Our Leadership Learning Group (LLG3), as part of a course on Adult Learning in the Digital Age, reviewed two online courses. Our goal was to understand how adult learning principles work in the online environment. We enrolled in two different online classes: a MOOC titled “Being A Teacher” and a free YouTube “Motivating Adult Learners”.
To better understand our approach to reviewing the two courses, it will be important to know that our group is comprised of two primary learning styles, Convergers and Accommodators:
For the Convergers who are in the pursuit of applicable knowledge, the YouTube video was great for quick facts, and the MOOC was great for when time was not a factor to soak in the info for reflection (Kolb, 1984).
For the Accommodators who have a strong preference for doing rather than analyzing, the Youtube video provided enough information to take action immediately but they greatly appreciated the MOOC which provided space for introspection and direct application of concepts (Kolb, 1984).
Although our learning styles vary as a team, we felt that overall, both online courses were very informative, easy to navigate, and presented information clearly.
The organization and informative qualities were vital for our different learning styles; both mediums included defined content breaks and order of events which played into the strength of our learning styles. Defined by Piaget as the Schema, such organization allowed the learner to identify the key building blocks of the training and leverage sequential processing of information (McLeod, 2015). The learner was able to clearly organize and comprehend the topic, material and takeaways. Most importantly, both courses were engaging which is important since the interaction between the lecturer and the student in online learning is only directed one-way.
While the courses are similar in intent for online learners, we noted many differences. We found the MOOC course to be structured and formal. It was a passive form of class that included a very neutral tone of voice and introspection. The course was very relatable to a classroom setting. As with most MOOC courses, it was time consuming, but provided the flexibility for the student to complete on their own timeline. Relatable to Knowles’ Andragogy Learning Theory, MOOC structured learning demonstrates how adults desire to move from a dependent learning style, to a self-directed form (Knowles, 1980). To fully engage in a MOOC learning course, the student must be self-motivated and willing to commit to the time and effort required.
Alternatively, the YouTube course was more engaging, dense in content, and covered similar content in a much shorter time period. The video was action-based from the beginning and presented examples of how to apply the teachings in real-life. The timing and density of the information did not allow for introspection, but the instructor explained the learning concepts in detail. We felt that organization was critical for the dense content.
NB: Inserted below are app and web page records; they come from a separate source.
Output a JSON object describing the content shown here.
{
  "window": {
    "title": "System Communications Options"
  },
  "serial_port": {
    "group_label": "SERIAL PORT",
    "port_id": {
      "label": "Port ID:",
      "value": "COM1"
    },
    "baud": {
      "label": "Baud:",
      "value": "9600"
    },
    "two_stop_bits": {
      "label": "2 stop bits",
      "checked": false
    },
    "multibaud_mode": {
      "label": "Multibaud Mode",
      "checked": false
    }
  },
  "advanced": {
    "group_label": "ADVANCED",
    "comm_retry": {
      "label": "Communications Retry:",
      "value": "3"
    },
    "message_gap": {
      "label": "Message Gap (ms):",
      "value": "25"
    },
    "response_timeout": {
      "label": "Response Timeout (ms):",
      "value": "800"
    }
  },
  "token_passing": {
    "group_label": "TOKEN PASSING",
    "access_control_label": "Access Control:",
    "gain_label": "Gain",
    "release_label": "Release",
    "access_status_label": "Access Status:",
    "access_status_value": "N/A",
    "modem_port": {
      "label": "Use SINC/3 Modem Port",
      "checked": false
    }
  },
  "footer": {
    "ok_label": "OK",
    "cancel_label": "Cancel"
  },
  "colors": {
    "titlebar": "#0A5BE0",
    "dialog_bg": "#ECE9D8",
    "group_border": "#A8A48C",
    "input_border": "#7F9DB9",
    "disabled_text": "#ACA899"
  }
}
The main impact we acknowledged from this style of online learning was that adult learners take a risk by jumping back into education and the timing and style of this learning can easily fit into their lives.
Overall, both courses were influenced by the concept of andragogy, “the art and science of helping adults learn,” and pulled from its motivations (Knowles, 1980). Two of the main motivators we identified were how adults learn effectively only when they are free to direct their own learning and adults learn when it’s related to a real-life task that develops experience (Merriam, Caffarella, and Baumgartner, 2007).
The popularity of online courses continues to grow and gives the adult learner the opportunity to learn at their own pace and answer the question of why they need to learn something (Knowles, 1984). The growing popularity of these kinds of online courses that are free and have open attendance serves as proof that adults deliberately learn on their own and on discovering how they go about doing this (Merriam, et al., 2007).
Kolb, D.A. (1984). Experiential Learning. Englewood Cliffs, NJ: Prentice-Hall
Knowles, M.S. (1980). The modern practice of adult education: From pedagogy to andragogy (2nd ed.). New York: Cambridge Books
Knowles, M.S. (1984) the adult learner: A neglected species. P. 84 (3rd ed.). Houston, Gulf.
McLeod, S. A. (2015). Jean Piaget. Retrieved from www.simplypsychology.org/piaget.html
Merriam, S.B., Caffarella, R.S., Baumgartner, L.M., (2007) Learning in Adulthood A Comprehensive Guide. John Wiley & Sons